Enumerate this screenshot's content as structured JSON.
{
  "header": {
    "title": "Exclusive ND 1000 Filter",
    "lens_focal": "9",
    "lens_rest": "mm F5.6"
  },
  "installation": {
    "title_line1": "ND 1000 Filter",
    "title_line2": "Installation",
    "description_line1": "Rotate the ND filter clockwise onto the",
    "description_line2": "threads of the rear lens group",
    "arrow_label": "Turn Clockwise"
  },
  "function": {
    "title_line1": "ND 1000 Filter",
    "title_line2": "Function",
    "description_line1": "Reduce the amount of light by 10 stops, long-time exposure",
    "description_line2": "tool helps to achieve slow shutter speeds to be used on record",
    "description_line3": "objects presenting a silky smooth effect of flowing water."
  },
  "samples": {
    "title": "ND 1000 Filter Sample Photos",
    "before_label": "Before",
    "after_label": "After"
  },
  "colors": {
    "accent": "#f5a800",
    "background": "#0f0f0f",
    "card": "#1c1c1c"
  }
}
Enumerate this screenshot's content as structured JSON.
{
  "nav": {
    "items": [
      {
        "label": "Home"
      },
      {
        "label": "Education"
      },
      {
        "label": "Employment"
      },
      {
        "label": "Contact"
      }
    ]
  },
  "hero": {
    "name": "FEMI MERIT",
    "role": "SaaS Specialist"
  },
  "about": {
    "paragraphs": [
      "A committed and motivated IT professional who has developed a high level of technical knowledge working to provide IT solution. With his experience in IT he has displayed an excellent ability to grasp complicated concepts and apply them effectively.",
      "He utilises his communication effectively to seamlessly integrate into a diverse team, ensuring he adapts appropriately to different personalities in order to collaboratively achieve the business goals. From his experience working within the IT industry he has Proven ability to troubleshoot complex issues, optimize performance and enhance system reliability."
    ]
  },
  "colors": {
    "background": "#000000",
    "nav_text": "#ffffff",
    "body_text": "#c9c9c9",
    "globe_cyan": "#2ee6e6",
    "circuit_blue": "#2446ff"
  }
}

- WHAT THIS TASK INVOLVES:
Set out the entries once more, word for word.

- TASK OUTPUT:
Enumerate this screenshot's content as structured JSON.
{
  "header": {
    "title": "Exclusive ND 1000 Filter",
    "lens_focal": "9",
    "lens_rest": "mm F5.6"
  },
  "installation": {
    "title_line1": "ND 1000 Filter",
    "title_line2": "Installation",
    "description_line1": "Rotate the ND filter clockwise onto the",
    "description_line2": "threads of the rear lens group",
    "arrow_label": "Turn Clockwise"
  },
  "function": {
    "title_line1": "ND 1000 Filter",
    "title_line2": "Function",
    "description_line1": "Reduce the amount of light by 10 stops, long-time exposure",
    "description_line2": "tool helps to achieve slow shutter speeds to be used on record",
    "description_line3": "objects presenting a silky smooth effect of flowing water."
  },
  "samples": {
    "title": "ND 1000 Filter Sample Photos",
    "before_label": "Before",
    "after_label": "After"
  },
  "colors": {
    "accent": "#f5a800",
    "background": "#0f0f0f",
    "card": "#1c1c1c"
  }
}
Enumerate this screenshot's content as structured JSON.
{
  "nav": {
    "items": [
      {
        "label": "Home"
      },
      {
        "label": "Education"
      },
      {
        "label": "Employment"
      },
      {
        "label": "Contact"
      }
    ]
  },
  "hero": {
    "name": "FEMI MERIT",
    "role": "SaaS Specialist"
  },
  "about": {
    "paragraphs": [
      "A committed and motivated IT professional who has developed a high level of technical knowledge working to provide IT solution. With his experience in IT he has displayed an excellent ability to grasp complicated concepts and apply them effectively.",
      "He utilises his communication effectively to seamlessly integrate into a diverse team, ensuring he adapts appropriately to different personalities in order to collaboratively achieve the business goals. From his experience working within the IT industry he has Proven ability to troubleshoot complex issues, optimize performance and enhance system reliability."
    ]
  },
  "colors": {
    "background": "#000000",
    "nav_text": "#ffffff",
    "body_text": "#c9c9c9",
    "globe_cyan": "#2ee6e6",
    "circuit_blue": "#2446ff"
  }
}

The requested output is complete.